In 2014 the People’s Bank of China (PBOC) doubled the daily trading band within which the RMB is permitted to fluctuate. The restructuring of the economy and resulting efficiency gains have contributed to a more than tenfold increase in GDP since 1978. The Chinese government faces numerous major economic challenges, including: (a) reducing its high domestic savings rate and correspondingly low domestic consumption; (b) facilitating higher-wage job opportunities for the aspiring middle class, including rural migrants and increasing numbers of college graduates; (c) reducing corruption and other economic crimes that in recent years has been a prevalent
The demand for oil in China has grown to unprecedented levels. It is one of the leading countries in oil demand growth. China’s dependency on oil has surpassed the USA in terms of imported oil in from the Middle East. The increase in oil demand in China is the result of many economic variables, including a booming economy. The implication of such a booming economy has resulted in political shifts on a global scale for China.
In 2012, China became the biggest trading nation in the world. This has been measured by the amount of exports and imports that China has. The USA’s exports and imports added up to $3.82 trillion USD in 2012. China’s exports and imports added up to $3.87 trillion USD in 2012. Free trade is extremely beneficial for economies as it has influenced China’s GDP and has made It closer to becoming one of the super economies in the world.
In the last three decades, China has been transformed into the second largest economy in the world, in terms of GDP or gross domestic product in 2010; along with that it has also become the highest consumer of energy in 2009. As per the report by Chen et al. (2013) the total energy consumption of China reached to 2.43 billion tonnes of oil equivalent in 2012. According to the same report, the energy consumption of per-capita GDP has risen by 1.4 times higher than the world average. Every growth comes with a price and in China; the population has paid with the ill effect of pollution on the health of the people in China.

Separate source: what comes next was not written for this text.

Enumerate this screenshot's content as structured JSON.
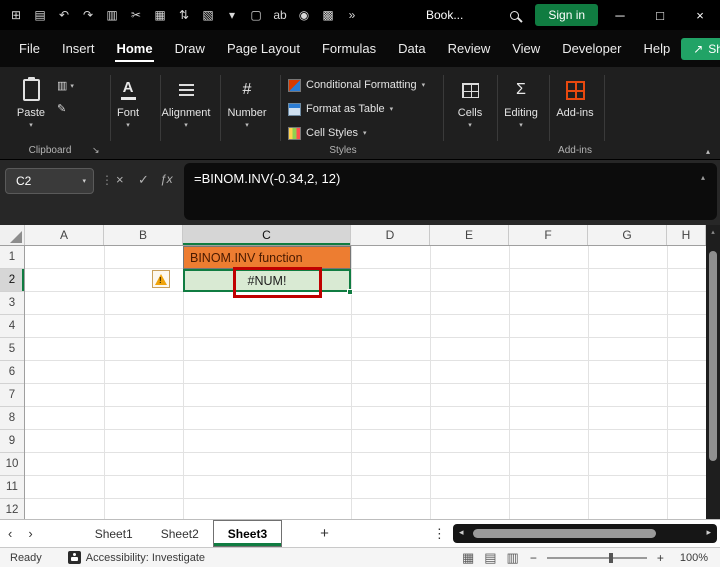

Over the past 30 years China has risen from the rubble, it has undergone a social, economic, political and environmental change so quickly that it astonishes the rest of the world. In the blink of an eye, it has become the manufacturing capital of the world. China has proven that it is possible to have a communist-capitalist government system. Although the transformation China has undergone is unbelievable, the country has also run into many problems along the way like overpopulation, environmental issues causing the economic growth is starting to slow down. China has had the largest ongoing migration in history, currently the government is planning to move 250 million people from farms to urban cities (New York Times).
Although China is the main concern, the air pollution throughout the world is also detrimental as “98% of cities in low- and middle-income countries with more than 100,000 inhabitants do not meet WHO air quality guidelines. However, in high-income countries, that percentage decreases to 56%” (“Air pollution,” 2016, para. 2). The reason that air pollution is extremely harmful is that of its increased risk of lung cancer, heart disease, stroke, and chronic and acute respiratory diseases, including
The government policies encouraged the privatization of agriculture, the wholesale urbanization of China’s rural population, the development of tens of thousands of small-scale rural industries and an influx of international investment. The results have been staggering: hundreds of millions of Chinese have been lifted out of poverty; China’s economy continues to grow at a rate of 8–12 per cent annually, as it has for two decades and by the end of 2005, China was the fourth largest economy and third largest exporting nation in the world, after the United States and
In the other hand, the consumption of oil in China is increasing due to the development of its industry and population growth. It increased from 2.9 million barrels a day to 5.4 million barrels (Horsnell, 2000). Industry sector in China consumed more energy than any other sector. In 1995, it recorded that oil consumption in industry sector had reached 49%. Although, it has heavy energy consumption, industry sector is holding one of the most important role in Chinese economy.
CHAPTER 2 Review of Related Literature and Studies This chapter presents foreign and local literature, and studied which are found significant in the conduct and result of the study. China’s Tourism Industry Since the 60's of last century, the tourism industry has been developing with the rapid development of the world economy, and has gradually developed into the world's largest emerging industries, the tourism industry has become the world's largest industry in the '90s, international tourism receipts in the world grew with the proportion of export earnings of more than 8%, more than oil, automobile, mechanical and electrical export earnings. Tourism industry has remained the world’s largest industry. Whether it is income, employment, or investment, tax, tourism industry to the development of the world economy has played a pivotal role. China's international tourism began in 1978, to encourage social and economic development.
Analysis China as a country with rapid economic growth, becoming one of the world’s attention on environmental problems. In fulfilling the needs of its people with large number and rapid growth of the industry sector, China provides substantial contribution towards environmental damage. Air pollution is a problem in China. China 's economic growth is pretty awesome, but not many people outside of China know the negative effects of economic growth. This matter emerged because of several reasons: One of them is air pollution.